Data excerpts
★ ★ ★

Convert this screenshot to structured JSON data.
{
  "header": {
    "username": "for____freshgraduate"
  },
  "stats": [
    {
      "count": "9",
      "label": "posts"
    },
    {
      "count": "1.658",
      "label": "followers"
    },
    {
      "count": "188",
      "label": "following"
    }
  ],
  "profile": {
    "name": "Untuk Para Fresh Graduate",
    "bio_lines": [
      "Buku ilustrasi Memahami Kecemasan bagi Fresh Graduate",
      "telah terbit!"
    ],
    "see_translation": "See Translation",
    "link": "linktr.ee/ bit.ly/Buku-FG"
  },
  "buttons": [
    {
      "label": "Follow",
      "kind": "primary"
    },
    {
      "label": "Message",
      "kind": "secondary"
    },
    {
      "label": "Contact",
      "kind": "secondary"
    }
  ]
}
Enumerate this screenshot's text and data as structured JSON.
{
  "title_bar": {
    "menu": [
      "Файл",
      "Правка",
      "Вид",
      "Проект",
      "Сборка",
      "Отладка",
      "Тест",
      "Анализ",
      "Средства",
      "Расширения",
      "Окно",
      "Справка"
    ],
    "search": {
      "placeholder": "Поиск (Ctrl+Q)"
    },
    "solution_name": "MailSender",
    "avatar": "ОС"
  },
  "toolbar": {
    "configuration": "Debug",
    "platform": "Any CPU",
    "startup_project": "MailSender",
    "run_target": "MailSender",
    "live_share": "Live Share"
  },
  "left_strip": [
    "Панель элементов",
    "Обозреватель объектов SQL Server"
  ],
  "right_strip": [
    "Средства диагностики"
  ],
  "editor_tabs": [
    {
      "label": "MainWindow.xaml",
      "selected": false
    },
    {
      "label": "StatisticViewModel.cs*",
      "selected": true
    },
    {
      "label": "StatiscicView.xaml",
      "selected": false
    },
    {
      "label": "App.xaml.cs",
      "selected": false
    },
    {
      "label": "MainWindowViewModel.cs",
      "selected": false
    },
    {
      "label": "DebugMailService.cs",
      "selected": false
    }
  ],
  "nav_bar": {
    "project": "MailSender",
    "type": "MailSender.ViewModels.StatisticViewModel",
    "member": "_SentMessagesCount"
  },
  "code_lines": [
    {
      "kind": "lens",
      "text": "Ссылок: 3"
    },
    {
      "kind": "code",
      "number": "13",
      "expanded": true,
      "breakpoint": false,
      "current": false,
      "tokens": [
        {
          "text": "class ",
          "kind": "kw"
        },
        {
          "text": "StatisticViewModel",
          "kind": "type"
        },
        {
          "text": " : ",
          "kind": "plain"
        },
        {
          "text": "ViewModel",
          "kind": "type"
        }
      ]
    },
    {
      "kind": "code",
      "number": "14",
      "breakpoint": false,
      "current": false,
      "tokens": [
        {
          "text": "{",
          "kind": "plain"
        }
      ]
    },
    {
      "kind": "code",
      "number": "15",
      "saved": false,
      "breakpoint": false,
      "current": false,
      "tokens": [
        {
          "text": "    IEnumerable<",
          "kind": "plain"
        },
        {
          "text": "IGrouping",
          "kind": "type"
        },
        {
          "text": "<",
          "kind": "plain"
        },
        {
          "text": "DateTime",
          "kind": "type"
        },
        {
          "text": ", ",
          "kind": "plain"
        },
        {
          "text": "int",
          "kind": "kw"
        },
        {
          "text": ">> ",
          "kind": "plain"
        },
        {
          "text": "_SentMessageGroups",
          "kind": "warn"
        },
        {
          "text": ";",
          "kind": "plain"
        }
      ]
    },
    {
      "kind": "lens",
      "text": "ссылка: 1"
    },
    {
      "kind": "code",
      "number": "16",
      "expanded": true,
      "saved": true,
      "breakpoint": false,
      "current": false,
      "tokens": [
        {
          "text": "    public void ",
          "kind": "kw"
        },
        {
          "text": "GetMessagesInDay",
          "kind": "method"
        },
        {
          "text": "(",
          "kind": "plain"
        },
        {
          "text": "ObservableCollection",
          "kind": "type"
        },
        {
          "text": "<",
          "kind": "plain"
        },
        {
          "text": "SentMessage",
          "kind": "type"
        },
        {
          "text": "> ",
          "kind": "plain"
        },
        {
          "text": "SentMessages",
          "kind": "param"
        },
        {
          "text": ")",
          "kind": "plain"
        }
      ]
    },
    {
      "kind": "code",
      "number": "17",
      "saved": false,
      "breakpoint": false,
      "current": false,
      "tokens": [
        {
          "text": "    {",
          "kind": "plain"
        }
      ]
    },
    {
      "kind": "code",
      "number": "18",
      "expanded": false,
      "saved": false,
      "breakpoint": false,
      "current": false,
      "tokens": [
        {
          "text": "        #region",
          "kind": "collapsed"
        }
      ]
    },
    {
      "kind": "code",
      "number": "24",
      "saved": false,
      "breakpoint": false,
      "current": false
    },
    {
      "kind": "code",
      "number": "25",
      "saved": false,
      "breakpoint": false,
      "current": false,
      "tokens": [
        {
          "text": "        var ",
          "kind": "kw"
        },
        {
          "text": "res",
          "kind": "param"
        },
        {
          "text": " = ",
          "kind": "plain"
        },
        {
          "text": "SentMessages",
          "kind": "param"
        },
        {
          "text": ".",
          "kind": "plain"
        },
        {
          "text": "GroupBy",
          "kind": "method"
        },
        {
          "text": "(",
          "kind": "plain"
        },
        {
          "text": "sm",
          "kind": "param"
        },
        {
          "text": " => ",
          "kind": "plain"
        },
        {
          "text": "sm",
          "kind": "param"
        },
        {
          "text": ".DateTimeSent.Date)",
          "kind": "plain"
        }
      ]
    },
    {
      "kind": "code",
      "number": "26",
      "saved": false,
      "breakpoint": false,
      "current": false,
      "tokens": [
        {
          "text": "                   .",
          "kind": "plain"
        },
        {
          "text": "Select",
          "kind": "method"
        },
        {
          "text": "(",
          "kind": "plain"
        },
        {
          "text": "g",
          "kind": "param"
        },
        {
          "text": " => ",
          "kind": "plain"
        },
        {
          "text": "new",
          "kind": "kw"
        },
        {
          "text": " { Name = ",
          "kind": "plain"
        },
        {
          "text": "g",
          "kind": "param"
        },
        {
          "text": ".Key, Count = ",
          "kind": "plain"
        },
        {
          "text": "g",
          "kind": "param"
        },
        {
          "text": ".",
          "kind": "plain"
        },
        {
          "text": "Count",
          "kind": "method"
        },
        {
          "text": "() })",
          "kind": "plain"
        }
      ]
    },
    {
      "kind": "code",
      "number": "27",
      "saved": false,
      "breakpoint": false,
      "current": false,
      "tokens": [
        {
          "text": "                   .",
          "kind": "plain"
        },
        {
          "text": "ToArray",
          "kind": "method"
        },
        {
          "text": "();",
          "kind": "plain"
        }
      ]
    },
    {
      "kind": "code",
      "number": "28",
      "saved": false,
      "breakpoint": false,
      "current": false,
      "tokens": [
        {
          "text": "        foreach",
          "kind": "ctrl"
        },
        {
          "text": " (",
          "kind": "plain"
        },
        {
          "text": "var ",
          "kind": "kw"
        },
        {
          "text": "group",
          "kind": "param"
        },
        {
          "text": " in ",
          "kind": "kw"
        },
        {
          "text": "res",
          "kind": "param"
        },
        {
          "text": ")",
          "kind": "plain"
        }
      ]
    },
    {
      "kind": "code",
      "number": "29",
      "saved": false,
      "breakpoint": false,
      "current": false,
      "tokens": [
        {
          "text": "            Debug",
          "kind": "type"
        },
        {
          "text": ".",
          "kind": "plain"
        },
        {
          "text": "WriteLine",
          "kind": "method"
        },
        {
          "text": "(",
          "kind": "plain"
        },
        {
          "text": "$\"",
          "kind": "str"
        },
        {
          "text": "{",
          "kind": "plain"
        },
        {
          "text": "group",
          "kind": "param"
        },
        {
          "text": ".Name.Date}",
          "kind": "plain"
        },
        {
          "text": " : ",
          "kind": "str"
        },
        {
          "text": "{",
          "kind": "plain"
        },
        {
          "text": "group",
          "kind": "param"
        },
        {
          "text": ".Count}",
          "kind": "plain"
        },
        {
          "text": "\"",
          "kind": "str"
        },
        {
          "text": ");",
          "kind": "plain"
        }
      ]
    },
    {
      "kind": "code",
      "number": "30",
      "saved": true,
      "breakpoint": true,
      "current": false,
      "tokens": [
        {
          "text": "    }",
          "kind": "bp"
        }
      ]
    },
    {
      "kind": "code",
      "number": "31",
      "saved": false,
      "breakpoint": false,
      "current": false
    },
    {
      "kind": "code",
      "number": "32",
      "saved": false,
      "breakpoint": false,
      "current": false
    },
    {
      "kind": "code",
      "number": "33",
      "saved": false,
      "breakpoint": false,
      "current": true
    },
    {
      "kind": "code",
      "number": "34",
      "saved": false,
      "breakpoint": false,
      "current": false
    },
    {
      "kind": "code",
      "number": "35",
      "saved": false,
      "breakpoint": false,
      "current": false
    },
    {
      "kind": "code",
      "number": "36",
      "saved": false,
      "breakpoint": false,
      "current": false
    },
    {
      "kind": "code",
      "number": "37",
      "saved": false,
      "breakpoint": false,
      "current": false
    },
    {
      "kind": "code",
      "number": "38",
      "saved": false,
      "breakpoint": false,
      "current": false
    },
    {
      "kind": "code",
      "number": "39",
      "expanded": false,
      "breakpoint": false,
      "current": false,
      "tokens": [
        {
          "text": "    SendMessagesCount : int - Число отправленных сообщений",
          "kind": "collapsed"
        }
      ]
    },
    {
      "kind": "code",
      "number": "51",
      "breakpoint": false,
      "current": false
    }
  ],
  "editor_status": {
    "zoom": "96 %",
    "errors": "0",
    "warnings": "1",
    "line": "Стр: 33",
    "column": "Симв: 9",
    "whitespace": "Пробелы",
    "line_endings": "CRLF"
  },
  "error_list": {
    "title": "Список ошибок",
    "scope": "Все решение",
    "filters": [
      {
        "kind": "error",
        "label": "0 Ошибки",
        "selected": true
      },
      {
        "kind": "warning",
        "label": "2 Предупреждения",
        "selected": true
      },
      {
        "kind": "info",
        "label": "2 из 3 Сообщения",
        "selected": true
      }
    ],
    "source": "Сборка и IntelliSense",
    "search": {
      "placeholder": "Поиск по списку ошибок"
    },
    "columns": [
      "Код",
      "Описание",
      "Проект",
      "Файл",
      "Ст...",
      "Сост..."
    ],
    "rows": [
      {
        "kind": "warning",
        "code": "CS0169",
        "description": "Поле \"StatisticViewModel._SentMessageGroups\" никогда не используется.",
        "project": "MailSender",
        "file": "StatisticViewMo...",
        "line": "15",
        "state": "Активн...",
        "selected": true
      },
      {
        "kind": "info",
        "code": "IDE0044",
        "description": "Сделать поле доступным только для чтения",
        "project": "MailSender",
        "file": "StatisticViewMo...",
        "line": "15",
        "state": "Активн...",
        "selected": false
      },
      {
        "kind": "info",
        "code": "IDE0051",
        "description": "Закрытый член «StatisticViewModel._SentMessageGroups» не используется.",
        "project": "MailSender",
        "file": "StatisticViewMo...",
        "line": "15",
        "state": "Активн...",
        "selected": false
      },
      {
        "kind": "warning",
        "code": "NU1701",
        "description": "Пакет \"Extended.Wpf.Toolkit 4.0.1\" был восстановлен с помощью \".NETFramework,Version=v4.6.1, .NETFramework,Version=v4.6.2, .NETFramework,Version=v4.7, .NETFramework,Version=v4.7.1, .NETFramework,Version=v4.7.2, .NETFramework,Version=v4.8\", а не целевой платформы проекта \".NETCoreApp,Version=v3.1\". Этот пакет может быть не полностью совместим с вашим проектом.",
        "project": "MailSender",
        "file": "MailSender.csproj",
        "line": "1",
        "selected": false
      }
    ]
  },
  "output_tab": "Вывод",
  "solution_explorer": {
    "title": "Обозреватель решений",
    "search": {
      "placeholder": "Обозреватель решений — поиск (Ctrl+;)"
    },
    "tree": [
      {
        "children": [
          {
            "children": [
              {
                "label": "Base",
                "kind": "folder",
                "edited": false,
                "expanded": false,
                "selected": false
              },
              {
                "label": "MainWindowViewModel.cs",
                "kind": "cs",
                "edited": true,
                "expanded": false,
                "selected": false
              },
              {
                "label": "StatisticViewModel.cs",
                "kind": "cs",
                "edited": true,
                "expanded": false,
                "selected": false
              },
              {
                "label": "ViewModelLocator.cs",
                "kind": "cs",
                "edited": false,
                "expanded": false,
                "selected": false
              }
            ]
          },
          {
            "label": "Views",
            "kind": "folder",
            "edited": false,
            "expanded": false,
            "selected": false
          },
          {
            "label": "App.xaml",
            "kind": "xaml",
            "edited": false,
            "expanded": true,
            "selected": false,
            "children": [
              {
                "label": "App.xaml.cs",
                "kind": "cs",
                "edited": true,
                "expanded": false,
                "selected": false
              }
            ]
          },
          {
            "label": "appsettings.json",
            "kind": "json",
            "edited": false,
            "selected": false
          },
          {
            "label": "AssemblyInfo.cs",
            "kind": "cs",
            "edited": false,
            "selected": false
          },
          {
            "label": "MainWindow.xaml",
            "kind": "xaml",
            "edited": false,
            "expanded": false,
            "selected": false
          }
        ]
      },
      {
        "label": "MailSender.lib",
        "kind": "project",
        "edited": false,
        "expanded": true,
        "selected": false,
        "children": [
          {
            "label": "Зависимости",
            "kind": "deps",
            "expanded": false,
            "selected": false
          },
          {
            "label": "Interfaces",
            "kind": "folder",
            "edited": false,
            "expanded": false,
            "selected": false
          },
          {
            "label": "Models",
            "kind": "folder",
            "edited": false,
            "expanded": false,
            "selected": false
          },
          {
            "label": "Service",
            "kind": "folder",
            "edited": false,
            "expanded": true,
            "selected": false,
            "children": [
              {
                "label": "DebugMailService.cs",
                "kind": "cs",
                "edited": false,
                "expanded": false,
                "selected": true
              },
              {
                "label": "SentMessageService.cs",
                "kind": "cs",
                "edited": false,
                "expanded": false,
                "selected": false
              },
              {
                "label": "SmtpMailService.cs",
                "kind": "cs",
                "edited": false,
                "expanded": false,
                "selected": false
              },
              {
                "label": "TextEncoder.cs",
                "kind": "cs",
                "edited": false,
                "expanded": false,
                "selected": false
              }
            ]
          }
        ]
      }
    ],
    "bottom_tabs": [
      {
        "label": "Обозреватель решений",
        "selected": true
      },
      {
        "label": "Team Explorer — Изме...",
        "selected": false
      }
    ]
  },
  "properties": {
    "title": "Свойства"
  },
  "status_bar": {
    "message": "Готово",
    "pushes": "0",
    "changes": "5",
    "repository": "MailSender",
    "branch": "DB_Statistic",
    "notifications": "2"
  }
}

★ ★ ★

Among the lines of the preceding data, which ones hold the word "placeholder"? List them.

▶ RESULT FOR THIS EXERCISE
      "placeholder": "Поиск (Ctrl+Q)"
      "placeholder": "Поиск по списку ошибок"
      "placeholder": "Обозреватель решений — поиск (Ctrl+;)"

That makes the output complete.